On 29 and 30 August, the Netherlands eScience Center took part in a unique hackathon at the University of Twente (UT). The goal of the hackathon was to assess the usability of the Orange platform, which will run the data analysis for the project What Works When for Whom.
The hackathon brought together eScience research engineers, the Center’s project partners from UT’s department of Psychology, Health and Technology, the BMS Lab, students from University College Twente (ATLAS) and an expert from Tactus Verslavingszorg, the project’s data provider.
“The diverse backgrounds of those participating in the hackathon enabled everyone to see familiar topics from a new angle”, says Erik Tjong Kim Sang, eScience Research Engineer
The team examined four existing automatic methods for psychological analysis (CM, DAAP, LIWC and MLM) and built three of them in the platform. After a successful demonstration of DAAP in Orange at the end of the hackathon, it was concluded that the platform could be a great asset to the project. Using this platform, the research team should be able to analyze text automatically in a flexible way.
The project team will extend its application in the coming months. The ambition is to perform more analysis, to improve text analysis and to showcase the results in different ways in graphs. The ultimate goal is to help researchers get a better understanding of the effects of online psychotherapy sessions so they can adapt therapies to each patient.
What Works When for Whom?:

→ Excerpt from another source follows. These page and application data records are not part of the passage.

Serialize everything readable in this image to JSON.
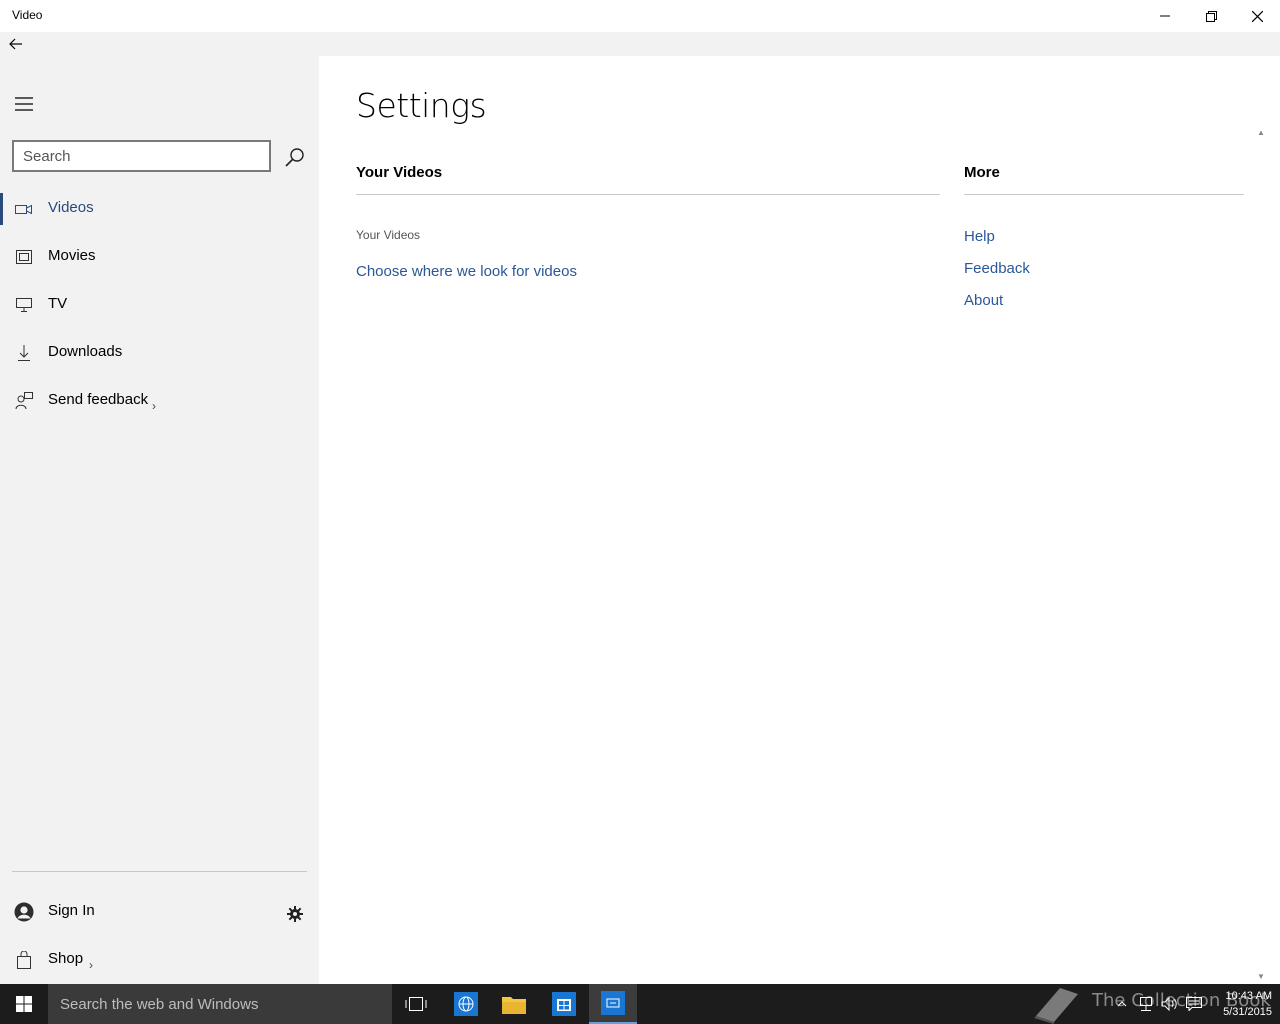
{
  "window": {
    "title": "Video",
    "controls": {
      "minimize": "minimize-icon",
      "restore": "restore-icon",
      "close": "close-icon"
    }
  },
  "sidebar": {
    "search_placeholder": "Search",
    "items": [
      {
        "label": "Videos",
        "icon": "video-camera-icon",
        "active": true
      },
      {
        "label": "Movies",
        "icon": "film-icon"
      },
      {
        "label": "TV",
        "icon": "monitor-icon"
      },
      {
        "label": "Downloads",
        "icon": "download-icon"
      },
      {
        "label": "Send feedback",
        "icon": "feedback-icon",
        "chevron": "›"
      }
    ],
    "bottom": {
      "sign_in": "Sign In",
      "shop": "Shop",
      "shop_chevron": "›"
    }
  },
  "main": {
    "title": "Settings",
    "your_videos": {
      "heading": "Your Videos",
      "sublabel": "Your Videos",
      "link": "Choose where we look for videos"
    },
    "more": {
      "heading": "More",
      "links": [
        "Help",
        "Feedback",
        "About"
      ]
    }
  },
  "taskbar": {
    "search_text": "Search the web and Windows",
    "watermark": "The Collection Book",
    "time": "10:43 AM",
    "date": "5/31/2015"
  },
  "colors": {
    "accent": "#2b4a7c",
    "link": "#2b5797",
    "sidebar_bg": "#f2f2f2",
    "taskbar_bg": "#1c1c1c"
  }
}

Psychology, Health and Technology:
Image: Drew Leavy (CC License) https://www.flickr.com/photos/drewleavy/4638947724